Now the author wants to make one additional point, and it’s that the numbers above were not meant to be exact, just close approximations of the playoff activity over a fifteen year span for two sports leagues. For one, both leagues went through expansions (the Cleveland Browns were added in 1999 and the Houston Texans in 2002 in the NFL and the Arizona Diamondbacks were added in MLB in 1998) which would slightly throw off these numbers as I simply used the base of 30 and 32 teams throughout the fifteen year analysis. The point is that it is close, that this gross disparity that many fans and the media assume exist between a league with a cap and one without in fact does not exist (imagine if I ran the NBA numbers given that the same teams seem to qualify for the playoffs and win championships each year). And it’s also worth noting, that, missing from the analysis above is the possible effect that the luxury tax could have on further increasing competitive opportunities in MLB. This tax, which started in 2003, taxed teams for exceeding payroll figures above a certain amount, redistributing the income to the “smaller” market teams to use for their payroll (although this last part is a foreign concept to an owner of team in South Florida who will remain nameless). This author chose not to run these numbers because the sample size is too small, but common sense dictates that if the luxury tax has any effect at all, it will be to increase the opportunities for the smaller market teams in MLB to get into the playoffs.

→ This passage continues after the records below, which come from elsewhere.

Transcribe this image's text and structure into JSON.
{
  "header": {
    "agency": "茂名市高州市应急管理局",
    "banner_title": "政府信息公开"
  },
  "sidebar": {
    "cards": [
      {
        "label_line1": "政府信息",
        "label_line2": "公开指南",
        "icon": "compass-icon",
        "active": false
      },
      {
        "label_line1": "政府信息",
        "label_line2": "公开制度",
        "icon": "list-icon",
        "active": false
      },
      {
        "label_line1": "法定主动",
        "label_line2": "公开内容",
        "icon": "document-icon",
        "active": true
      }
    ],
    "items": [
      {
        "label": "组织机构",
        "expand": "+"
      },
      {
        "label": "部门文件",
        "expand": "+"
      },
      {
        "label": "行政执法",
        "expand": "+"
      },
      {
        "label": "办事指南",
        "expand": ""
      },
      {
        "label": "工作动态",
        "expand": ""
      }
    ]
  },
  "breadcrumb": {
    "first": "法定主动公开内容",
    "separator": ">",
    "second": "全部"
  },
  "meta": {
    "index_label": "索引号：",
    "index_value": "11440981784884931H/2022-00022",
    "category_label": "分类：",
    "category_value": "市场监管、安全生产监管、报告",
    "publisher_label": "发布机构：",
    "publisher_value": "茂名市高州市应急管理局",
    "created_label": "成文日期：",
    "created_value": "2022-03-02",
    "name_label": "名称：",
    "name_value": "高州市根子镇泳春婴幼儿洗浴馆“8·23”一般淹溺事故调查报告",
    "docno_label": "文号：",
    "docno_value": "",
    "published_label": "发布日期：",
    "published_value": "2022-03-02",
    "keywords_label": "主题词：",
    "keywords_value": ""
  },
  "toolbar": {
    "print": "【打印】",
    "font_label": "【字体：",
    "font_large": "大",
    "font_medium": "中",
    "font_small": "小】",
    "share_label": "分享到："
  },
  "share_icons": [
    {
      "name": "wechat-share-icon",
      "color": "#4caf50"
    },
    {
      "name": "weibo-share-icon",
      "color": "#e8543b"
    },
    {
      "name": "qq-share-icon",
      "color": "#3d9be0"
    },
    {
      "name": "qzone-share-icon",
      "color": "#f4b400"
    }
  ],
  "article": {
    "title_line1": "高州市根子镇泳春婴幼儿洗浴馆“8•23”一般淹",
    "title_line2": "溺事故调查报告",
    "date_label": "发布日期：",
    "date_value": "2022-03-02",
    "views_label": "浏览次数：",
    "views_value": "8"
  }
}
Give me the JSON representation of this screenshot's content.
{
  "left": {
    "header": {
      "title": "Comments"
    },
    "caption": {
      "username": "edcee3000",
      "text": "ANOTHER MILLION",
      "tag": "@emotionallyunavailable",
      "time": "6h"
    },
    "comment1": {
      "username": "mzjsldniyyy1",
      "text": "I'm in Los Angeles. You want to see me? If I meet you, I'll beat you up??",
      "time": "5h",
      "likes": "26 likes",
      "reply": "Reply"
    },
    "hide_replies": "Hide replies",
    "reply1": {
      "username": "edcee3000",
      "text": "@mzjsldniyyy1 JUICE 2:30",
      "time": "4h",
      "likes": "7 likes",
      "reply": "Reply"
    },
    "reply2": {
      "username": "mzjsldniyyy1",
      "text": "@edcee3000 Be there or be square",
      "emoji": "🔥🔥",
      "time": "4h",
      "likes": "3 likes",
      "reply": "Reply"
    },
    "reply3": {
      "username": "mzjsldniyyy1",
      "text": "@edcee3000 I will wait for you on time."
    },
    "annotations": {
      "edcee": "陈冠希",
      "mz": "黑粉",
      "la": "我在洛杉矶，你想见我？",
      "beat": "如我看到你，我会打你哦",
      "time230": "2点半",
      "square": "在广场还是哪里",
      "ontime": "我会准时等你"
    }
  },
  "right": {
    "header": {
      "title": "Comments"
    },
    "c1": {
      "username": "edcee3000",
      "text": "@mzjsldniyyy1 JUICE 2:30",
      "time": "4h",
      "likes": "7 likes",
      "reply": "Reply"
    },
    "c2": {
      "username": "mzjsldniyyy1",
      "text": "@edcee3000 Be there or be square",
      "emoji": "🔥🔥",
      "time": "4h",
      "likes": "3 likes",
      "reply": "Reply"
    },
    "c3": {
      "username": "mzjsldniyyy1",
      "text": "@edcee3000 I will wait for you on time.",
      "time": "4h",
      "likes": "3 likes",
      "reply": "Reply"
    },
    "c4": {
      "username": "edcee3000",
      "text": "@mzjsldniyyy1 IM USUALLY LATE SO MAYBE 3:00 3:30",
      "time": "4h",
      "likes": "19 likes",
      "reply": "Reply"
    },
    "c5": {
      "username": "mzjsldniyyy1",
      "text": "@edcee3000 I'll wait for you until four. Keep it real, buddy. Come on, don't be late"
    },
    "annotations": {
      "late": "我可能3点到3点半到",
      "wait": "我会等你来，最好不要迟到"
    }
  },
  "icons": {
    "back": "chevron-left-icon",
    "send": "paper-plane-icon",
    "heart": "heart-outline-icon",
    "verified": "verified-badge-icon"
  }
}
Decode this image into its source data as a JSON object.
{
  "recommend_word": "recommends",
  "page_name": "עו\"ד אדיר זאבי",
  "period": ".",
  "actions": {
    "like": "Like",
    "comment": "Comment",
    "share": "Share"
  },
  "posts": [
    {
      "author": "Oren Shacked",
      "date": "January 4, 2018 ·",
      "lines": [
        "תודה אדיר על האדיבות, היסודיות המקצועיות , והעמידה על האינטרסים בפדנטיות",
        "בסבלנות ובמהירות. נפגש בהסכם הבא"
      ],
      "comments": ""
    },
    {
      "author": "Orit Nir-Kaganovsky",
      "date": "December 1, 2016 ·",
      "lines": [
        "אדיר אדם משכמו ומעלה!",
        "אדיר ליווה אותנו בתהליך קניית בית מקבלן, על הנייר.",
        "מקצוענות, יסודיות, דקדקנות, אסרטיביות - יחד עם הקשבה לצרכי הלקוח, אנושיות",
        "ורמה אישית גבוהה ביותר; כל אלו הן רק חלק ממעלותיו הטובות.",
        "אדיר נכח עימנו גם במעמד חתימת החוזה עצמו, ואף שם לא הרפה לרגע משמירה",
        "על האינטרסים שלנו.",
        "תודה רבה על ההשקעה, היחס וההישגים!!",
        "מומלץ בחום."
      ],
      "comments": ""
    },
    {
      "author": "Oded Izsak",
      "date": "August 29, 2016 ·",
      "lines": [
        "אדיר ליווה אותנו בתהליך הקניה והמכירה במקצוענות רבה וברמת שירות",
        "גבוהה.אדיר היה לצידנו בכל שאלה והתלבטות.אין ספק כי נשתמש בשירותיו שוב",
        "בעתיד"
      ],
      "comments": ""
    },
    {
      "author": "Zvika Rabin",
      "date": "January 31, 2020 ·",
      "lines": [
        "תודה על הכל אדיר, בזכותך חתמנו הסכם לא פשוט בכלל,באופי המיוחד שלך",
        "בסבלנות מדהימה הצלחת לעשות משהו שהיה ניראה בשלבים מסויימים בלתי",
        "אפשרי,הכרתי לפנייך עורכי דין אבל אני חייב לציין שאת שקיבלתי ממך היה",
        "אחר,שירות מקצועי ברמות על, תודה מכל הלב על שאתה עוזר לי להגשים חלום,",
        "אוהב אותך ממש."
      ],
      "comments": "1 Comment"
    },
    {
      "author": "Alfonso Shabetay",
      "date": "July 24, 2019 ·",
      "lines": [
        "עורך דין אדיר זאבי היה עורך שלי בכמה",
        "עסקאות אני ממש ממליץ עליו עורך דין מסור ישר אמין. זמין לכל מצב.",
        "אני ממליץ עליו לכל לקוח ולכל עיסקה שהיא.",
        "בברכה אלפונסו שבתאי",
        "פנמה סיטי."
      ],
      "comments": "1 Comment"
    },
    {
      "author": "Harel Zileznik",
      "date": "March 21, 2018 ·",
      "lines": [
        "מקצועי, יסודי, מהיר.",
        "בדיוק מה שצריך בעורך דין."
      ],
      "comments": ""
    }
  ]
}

In part two of this article, the author will specifically talk about why the salary cap, as used in the NFL, is unfair to those teams that consistently draft and develop well. He will also talk about some common sense approaches to improve the competitive balance in both leagues, assuming, of course that this is something that the leagues are genuinely interested in doing (as opposed to paying lip service to the concept as a means of selling the use of payroll caps to control salaries).